“Bonk’s only goal is to reach a point in history where he can go ‘I am here, I belong, and I am worth the loss that represents.’ Despite the sometimes ludicrous scale of Bonk’s journey, its stakes are incredibly personal. Bonk is not trying to save a kingdom, rescue a princess or free captured woodland creatures. Bonk has no interest in saving the world, only in establishing what he considers to be his proper identity, in every aspect.”
Each successive hurdle
Next we delve further into the experiences of selfhood that are not just implied by games, but engendered through them.
- More Than Affordances – First Person Scholar Nick LaLone delves into the theoretical implications of Ian Bogost’s Play Anything.
- Art Tickles: The Missing Points – Haywire Magazine Taylor Hidalgo pushes beyond the portrayal of the player-character’s physical status to consider the physical drain that emotional tension takes on the player’s body.
“Frustration, exhaustion, uncertainty, and indecision are things that are never reflected in a full health bar, even if the characters are in the best possible shape. In the war of attrition that is inventory management, supplies can wither even without progress, but there’s the player factor that I feel puts more weight on each successive hurdle.”
Resident Evil 7
Finally, there has been a lot of critical discussion about Resident Evil 7. So far these pieces seem to have been the most instructive, going beyond what the game is like to play and thinking more concretely about what techniques are at work in its design.
- Resident Evil 7: Why Jack Baker is the scariest enemy in the game | PC Gamer Reid McCarter investigates the man of the house, highlighting what makes dads truly monstrous.
- “Resident Evil 7: Break the Mould,” by Ed Smith – Bullet Points Monthly Ed Smith finds a lot of missteps in Resident Evil 7’s approach to lore, though I can imagine many people reading this piece and feeling more curious about the particular kind of campiness that it betrays.
“Seemingly, Resident Evil 7‘s designers work without much regard for “world-building” and “lore”—some of them have used the black mould simply as a vector for their most brazen ideas, thus creating complete discord between the game’s liberal abstractions and forensic, explanatory latter half.
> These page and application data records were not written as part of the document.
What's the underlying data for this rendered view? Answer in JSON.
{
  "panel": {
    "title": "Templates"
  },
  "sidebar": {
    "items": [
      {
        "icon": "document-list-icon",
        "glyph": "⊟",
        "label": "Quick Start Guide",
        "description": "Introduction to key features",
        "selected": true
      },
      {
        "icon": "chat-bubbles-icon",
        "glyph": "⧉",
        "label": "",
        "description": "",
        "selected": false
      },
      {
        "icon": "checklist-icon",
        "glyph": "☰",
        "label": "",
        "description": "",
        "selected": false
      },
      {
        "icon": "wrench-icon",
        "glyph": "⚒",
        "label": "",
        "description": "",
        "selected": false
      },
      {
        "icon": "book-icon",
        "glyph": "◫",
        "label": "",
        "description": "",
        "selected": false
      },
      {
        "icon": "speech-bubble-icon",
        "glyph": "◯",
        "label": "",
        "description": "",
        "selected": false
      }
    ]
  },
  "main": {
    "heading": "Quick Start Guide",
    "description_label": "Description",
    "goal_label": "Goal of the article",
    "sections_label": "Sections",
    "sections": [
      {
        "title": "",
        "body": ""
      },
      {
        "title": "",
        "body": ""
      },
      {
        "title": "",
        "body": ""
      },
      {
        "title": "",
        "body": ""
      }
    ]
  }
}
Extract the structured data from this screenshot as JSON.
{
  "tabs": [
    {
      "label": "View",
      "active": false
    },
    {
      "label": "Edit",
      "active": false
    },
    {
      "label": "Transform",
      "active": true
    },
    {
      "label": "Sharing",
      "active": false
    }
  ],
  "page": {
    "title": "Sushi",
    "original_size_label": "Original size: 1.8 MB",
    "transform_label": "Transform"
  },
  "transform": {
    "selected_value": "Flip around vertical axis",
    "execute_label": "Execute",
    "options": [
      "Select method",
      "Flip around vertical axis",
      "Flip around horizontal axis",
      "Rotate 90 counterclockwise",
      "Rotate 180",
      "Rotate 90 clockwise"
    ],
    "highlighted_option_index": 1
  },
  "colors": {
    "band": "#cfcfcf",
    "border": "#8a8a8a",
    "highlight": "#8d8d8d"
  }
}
As a result, Resident Evil 7 is the microcosm of a general, pervasive conflict between two game-making approaches: expression, without regard for narrative or the audience’s standards of “sense”, and clarity, the desire to produce and sell explainable stories to absolutely anyone, whether they have a disposition towards art or not.”
- Visual Essay Jam | Critical Distance Don’t forget to check out the visual essay jam and stretch your creative muscles a bit.